Research output: Contribution to Journal/MagazineJournal articlepeer-review

<mark>Journal publication date</mark>11/2013
<mark>Journal</mark>Environmental Science and Policy
Number of pages7
Pages (from-to)388-394
Publication StatusPublished
Early online date30/08/13
<mark>Original language</mark>English

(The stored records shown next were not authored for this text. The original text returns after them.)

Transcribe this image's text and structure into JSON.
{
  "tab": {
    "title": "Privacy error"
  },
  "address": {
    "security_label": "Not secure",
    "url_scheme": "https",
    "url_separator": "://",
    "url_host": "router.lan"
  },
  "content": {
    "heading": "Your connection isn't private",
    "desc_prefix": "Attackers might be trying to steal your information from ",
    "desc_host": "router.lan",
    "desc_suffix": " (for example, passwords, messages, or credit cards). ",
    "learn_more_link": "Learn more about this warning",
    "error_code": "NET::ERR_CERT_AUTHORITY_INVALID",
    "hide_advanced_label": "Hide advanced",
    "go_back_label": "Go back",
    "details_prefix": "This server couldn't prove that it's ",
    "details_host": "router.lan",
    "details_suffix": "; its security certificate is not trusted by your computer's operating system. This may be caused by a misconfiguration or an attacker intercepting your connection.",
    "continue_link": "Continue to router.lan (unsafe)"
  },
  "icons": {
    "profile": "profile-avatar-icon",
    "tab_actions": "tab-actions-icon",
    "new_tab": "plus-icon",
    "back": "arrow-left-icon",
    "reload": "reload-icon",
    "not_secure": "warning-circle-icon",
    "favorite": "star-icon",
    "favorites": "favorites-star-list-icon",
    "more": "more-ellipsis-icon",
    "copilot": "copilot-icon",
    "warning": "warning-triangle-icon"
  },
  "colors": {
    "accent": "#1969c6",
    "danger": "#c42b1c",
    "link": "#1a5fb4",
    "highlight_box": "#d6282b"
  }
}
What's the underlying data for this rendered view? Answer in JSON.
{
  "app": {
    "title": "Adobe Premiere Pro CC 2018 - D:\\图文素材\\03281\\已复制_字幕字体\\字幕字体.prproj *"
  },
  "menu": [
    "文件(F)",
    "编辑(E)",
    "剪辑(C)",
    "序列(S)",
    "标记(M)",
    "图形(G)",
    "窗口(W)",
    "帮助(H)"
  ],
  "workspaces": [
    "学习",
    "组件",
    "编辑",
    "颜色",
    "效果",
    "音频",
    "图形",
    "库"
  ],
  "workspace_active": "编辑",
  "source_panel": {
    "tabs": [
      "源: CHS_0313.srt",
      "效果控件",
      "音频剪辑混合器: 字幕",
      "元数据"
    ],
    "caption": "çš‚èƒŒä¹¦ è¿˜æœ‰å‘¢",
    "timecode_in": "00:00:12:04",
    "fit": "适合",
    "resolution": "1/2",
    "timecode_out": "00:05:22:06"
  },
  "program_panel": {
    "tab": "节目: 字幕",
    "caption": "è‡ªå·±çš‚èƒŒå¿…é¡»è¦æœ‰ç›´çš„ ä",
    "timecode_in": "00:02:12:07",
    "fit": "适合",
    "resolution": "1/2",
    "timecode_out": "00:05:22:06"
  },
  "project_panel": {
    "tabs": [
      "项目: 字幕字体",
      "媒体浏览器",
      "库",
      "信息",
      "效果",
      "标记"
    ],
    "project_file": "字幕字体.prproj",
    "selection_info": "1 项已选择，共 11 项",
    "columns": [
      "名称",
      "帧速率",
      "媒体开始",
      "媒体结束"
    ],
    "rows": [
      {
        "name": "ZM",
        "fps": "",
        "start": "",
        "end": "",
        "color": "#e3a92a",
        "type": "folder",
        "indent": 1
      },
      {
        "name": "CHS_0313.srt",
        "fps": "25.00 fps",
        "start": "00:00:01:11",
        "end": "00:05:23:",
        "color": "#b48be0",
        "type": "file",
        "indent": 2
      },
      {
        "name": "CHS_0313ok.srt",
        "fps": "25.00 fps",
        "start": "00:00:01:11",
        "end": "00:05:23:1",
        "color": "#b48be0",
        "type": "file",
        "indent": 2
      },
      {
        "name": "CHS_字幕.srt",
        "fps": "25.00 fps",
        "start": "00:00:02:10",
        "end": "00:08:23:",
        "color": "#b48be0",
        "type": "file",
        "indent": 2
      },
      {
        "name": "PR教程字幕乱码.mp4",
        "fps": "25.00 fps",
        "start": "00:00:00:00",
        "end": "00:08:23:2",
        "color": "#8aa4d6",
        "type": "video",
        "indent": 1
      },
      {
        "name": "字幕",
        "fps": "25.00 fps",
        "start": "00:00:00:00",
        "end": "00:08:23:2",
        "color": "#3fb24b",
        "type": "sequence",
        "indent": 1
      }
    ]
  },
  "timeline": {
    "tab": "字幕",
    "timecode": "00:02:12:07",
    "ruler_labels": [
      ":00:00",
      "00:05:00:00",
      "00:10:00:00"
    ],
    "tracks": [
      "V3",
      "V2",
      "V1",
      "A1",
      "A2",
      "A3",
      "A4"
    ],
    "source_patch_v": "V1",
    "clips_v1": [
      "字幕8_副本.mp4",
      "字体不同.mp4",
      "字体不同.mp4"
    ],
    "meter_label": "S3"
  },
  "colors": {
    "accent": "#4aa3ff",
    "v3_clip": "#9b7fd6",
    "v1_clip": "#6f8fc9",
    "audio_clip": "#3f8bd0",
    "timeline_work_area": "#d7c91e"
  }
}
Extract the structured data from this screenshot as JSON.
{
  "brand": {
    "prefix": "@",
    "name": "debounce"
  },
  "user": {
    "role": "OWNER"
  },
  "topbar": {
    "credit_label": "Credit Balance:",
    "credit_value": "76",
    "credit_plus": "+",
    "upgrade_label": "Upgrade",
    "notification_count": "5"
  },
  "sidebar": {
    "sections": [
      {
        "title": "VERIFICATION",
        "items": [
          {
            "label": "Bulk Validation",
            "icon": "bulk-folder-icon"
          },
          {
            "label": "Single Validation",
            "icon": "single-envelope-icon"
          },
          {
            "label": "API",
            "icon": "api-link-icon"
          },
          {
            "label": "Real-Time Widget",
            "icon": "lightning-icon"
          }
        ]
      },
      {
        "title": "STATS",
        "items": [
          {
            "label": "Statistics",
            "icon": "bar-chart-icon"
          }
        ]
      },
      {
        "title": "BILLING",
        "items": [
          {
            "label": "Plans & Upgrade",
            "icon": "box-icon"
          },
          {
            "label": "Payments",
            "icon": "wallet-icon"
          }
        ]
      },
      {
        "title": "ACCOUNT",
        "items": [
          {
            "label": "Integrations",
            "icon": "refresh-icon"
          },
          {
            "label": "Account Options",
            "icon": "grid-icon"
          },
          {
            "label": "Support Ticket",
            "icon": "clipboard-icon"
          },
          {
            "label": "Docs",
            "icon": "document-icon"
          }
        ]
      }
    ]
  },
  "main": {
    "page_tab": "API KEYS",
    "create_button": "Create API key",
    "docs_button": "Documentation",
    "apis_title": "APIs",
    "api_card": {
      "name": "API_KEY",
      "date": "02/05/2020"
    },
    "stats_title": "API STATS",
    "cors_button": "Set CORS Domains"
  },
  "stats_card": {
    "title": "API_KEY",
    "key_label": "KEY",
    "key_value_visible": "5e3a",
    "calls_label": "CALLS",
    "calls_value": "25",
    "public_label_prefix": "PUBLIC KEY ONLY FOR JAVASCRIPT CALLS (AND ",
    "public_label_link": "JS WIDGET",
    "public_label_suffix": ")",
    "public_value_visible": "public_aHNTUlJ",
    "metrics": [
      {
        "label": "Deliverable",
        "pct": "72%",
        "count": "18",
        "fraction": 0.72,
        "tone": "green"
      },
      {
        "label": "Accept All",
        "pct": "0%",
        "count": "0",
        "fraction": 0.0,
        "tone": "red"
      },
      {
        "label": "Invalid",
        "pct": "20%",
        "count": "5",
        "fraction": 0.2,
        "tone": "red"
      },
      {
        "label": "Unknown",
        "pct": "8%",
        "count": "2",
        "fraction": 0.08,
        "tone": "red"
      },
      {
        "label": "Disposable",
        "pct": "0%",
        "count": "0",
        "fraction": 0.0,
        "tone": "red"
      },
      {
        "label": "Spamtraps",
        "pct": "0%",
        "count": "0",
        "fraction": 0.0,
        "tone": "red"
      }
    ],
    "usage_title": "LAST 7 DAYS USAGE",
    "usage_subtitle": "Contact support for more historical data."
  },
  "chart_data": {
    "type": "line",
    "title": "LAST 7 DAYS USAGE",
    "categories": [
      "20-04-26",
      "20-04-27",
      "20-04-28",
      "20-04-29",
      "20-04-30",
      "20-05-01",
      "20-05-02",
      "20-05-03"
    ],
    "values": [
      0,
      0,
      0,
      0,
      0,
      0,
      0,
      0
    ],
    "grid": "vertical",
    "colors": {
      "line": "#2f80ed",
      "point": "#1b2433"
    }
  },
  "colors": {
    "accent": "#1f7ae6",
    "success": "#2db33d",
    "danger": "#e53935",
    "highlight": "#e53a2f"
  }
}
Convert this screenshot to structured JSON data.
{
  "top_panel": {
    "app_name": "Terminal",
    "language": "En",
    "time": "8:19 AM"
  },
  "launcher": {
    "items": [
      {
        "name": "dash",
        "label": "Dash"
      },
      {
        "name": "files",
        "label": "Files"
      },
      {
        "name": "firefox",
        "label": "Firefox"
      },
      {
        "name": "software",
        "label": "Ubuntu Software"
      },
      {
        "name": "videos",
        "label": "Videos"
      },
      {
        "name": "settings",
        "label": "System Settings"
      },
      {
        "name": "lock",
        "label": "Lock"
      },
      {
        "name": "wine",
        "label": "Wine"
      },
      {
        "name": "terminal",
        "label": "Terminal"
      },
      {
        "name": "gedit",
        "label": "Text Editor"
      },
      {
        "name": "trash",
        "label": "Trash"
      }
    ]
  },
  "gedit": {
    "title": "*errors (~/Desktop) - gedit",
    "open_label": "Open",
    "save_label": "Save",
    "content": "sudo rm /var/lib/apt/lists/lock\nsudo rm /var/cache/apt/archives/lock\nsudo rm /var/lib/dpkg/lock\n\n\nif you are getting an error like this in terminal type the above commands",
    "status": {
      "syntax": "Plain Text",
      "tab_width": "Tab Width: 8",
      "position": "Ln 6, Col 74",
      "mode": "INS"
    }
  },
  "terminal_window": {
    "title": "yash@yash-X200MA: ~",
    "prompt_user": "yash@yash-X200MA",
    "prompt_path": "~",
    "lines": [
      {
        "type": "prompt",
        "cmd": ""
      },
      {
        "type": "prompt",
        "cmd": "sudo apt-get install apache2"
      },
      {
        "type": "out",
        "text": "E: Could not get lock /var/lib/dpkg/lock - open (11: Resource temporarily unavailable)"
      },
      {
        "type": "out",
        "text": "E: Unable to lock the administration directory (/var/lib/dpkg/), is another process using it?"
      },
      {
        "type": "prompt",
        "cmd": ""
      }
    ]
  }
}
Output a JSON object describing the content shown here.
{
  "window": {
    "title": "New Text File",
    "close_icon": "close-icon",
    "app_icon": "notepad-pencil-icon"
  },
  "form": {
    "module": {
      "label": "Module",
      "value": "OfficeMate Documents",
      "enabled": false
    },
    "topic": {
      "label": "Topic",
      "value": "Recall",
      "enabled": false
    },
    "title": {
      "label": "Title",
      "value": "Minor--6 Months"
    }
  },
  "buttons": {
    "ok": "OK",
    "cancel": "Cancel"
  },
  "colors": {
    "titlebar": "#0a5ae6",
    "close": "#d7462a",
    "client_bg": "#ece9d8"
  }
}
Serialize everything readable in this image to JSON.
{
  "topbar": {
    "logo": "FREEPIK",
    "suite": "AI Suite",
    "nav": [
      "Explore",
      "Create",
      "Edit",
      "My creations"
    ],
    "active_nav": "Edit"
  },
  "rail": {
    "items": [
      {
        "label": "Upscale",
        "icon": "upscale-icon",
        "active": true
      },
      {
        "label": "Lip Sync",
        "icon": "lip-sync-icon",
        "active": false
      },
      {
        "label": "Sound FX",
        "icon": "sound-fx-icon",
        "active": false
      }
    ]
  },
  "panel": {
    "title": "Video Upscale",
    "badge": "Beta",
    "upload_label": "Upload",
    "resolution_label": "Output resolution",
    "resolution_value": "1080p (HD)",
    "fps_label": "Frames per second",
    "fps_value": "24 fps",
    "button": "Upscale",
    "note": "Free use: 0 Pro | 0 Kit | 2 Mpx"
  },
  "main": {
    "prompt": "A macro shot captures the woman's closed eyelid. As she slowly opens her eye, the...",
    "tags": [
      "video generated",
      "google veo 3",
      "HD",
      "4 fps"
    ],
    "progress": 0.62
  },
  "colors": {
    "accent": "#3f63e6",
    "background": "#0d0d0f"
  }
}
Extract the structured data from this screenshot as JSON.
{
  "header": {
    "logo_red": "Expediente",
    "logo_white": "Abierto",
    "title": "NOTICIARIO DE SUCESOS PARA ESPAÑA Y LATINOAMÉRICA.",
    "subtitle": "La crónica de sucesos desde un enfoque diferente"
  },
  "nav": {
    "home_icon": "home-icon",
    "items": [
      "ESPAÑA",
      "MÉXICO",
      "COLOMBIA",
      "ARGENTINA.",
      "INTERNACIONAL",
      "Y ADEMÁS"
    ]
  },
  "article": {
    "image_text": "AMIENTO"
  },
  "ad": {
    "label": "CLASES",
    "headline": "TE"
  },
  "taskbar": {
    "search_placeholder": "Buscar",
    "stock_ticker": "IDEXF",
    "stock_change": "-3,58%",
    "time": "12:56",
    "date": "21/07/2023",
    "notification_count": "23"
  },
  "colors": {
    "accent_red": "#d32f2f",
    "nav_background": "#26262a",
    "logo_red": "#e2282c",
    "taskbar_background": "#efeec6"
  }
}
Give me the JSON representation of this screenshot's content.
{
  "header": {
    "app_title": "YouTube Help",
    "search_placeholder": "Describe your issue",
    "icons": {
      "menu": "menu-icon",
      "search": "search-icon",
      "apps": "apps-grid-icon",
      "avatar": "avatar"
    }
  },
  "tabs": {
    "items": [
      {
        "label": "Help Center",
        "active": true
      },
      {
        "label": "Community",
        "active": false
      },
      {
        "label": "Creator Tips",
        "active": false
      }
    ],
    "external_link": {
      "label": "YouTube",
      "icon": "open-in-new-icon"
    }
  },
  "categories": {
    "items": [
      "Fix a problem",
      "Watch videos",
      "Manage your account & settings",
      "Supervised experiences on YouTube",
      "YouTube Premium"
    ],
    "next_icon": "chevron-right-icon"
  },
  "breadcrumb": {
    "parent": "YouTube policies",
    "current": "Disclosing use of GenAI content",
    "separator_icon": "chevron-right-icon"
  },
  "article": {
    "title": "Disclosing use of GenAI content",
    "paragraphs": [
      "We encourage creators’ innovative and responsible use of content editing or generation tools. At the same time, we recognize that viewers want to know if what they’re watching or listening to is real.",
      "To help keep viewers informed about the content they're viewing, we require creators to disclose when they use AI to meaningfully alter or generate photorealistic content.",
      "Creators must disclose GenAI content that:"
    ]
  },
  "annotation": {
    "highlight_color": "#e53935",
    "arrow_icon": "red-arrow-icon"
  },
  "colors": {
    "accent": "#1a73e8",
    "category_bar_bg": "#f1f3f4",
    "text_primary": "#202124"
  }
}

Water security is arguably the single most important factor regarding the future sustainability of our planet. Without water we have no life, and with depleting freshwater resources conflict can easily ensue. The intersection between hydrology and politics requires a delicate balancing from decision-makers to ensure policy is well-informed and science is well communicated. In this paper, we discuss water issues currently faced by Nepal, a nation where freshwater resources are abundant yet political pressures are threatening future water security. We argue that despite adequate water supplies a nation may still experience severe water insecurity, particularly if effective governance and equitable access are not prioritised. We explore potential policy options necessary to achieve a holistic framework for water resources management, which we suggest, need to consider water resource reliability, accessibility and governance as fundamental pillars for ensuring water security.